Modelling mega-recharge schemes
Numerical computer models can be used to provide scientific evidence to help to inform decisions surrounding the design of recharge schemes. Models can be used to assess the potential consequences, both positive and negative impacts, of different approaches to mega-recharge. The Coastal Evolution Model (CEM) is an exploratory model which simulates alongshore sediment transport. It allows for the exploration of shoreline change in response to management strategies. A CEM has been applied along the Dungeness shoreline, south east England, to investigate the potential evolution of a hypothetical gravel intervention over 3 shoreline management planning epochs: present day (0-20 years), medium term (20-50 years) and long term (50-100 years) (Brown et al. 2016; Phelps et al. 2015). Six hypothetical gravel interventions were shown to limit alongshore sediment drift causing increased down-drift erosion over the short term (> 25 years) with longer term impact (> 50 years) being mostly beneficial across the frontage or at least negligible.
Scenario B: No additional intervention
Scenario S1: Recurved spit positioned to the west (55 ha)
Scenario S2: Recurved spit positioned off centre towards the east (55 ha)
Scenario S3: Recurved spit positioned to the east (55 ha)
Scenario M: Multi-location recurved spits located at S1-S3 (165 ha)
Scenario L: Large recurved spit positioned off centre towards the east (270 ha)
There is the potential to apply this research worldwide, to explore where to focus beach recharge and explore the size of beach mega-recharge schemes in order to address problems of coastal erosion and/or flood risk. Implementing a similar research strategy using models such as COVE, Delft3D, X-Beach or CEM for complex, dynamic coastlines can help to identify the positive (beach widening) and negative impacts (inhibited sediment drift) of different mega-recharge designs and aggregate sizes (or combinations of aggregates). Models, such as FV-COM, Delft3D and LISFLOOD-FP, can also be used to investigate changes in coastal hydrodynamics, to assess current flood risk, and to evaluate likely future flooding due to sea-level rise or from extreme events (storms, hurricanes, tsunamis etc.)

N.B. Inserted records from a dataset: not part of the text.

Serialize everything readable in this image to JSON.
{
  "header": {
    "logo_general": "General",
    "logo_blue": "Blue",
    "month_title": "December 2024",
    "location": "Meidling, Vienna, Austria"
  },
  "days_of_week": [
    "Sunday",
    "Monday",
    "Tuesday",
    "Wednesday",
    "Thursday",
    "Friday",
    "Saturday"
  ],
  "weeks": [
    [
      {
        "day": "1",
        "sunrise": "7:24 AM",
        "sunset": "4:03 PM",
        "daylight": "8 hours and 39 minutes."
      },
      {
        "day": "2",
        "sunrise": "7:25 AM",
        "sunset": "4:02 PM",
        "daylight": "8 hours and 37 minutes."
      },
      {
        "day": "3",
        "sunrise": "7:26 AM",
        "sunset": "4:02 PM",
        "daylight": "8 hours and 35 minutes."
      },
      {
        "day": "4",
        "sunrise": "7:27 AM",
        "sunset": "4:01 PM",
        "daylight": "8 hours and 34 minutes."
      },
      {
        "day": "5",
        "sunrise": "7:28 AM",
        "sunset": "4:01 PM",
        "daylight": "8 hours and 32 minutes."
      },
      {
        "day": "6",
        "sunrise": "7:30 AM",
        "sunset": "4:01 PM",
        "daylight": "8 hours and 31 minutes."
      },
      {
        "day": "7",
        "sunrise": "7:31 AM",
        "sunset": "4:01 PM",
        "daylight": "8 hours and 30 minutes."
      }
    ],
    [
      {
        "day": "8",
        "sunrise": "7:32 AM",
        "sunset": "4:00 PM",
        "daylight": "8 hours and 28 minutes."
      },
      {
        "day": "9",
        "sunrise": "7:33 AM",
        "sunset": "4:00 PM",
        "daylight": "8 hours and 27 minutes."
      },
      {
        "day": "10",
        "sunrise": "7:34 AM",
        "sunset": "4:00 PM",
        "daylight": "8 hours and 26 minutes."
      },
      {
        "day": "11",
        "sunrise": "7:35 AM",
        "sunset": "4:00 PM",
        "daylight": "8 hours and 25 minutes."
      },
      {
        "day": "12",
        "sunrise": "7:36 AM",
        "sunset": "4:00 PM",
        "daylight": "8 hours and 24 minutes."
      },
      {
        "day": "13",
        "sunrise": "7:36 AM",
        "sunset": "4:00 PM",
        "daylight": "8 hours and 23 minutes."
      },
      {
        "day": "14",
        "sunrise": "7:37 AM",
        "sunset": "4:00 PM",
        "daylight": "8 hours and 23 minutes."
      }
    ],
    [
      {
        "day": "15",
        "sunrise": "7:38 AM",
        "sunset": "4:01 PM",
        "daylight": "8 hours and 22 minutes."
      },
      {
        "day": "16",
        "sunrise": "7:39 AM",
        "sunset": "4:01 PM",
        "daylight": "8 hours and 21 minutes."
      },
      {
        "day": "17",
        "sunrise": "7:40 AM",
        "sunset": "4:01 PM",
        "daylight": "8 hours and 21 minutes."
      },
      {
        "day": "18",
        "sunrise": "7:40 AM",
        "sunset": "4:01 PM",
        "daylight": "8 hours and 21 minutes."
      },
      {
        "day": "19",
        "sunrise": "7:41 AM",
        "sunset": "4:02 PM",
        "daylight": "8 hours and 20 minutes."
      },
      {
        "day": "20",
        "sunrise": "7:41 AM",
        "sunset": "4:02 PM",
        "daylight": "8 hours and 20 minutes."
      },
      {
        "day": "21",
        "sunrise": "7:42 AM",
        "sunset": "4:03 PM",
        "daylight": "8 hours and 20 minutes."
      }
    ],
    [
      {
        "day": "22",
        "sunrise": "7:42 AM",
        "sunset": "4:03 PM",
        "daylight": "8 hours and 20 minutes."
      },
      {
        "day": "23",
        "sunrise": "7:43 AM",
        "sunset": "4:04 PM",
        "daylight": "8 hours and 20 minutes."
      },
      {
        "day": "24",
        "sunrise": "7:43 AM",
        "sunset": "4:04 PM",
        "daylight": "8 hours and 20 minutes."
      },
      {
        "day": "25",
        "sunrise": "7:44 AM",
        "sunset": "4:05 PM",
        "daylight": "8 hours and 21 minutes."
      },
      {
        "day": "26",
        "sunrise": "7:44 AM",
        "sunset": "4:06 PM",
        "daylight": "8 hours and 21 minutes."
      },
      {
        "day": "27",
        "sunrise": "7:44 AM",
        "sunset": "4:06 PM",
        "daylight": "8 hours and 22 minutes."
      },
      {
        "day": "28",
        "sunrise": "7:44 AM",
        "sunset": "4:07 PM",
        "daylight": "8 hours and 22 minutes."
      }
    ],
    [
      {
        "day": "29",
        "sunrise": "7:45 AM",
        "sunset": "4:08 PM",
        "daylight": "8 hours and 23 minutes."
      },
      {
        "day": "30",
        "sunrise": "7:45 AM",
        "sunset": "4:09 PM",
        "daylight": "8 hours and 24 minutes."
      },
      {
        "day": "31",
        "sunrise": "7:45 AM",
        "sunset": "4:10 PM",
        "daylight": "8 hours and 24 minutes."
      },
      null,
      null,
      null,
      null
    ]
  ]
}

In addition to modelling tools, monitoring technologies such as radar, fixed and video camera, drones (UAV) and instrument deployments enable the results of beach recharge schemes to be tracked to ensure the delivery of intended goals and to reveal and address any unintended consequences.
The results of modelling and monitoring can be fed into Decision-Support Systems (DSS) or Decision-Support Tools (DST), such as those developed though the ARCoES project, to help identify where and when interventions are best made.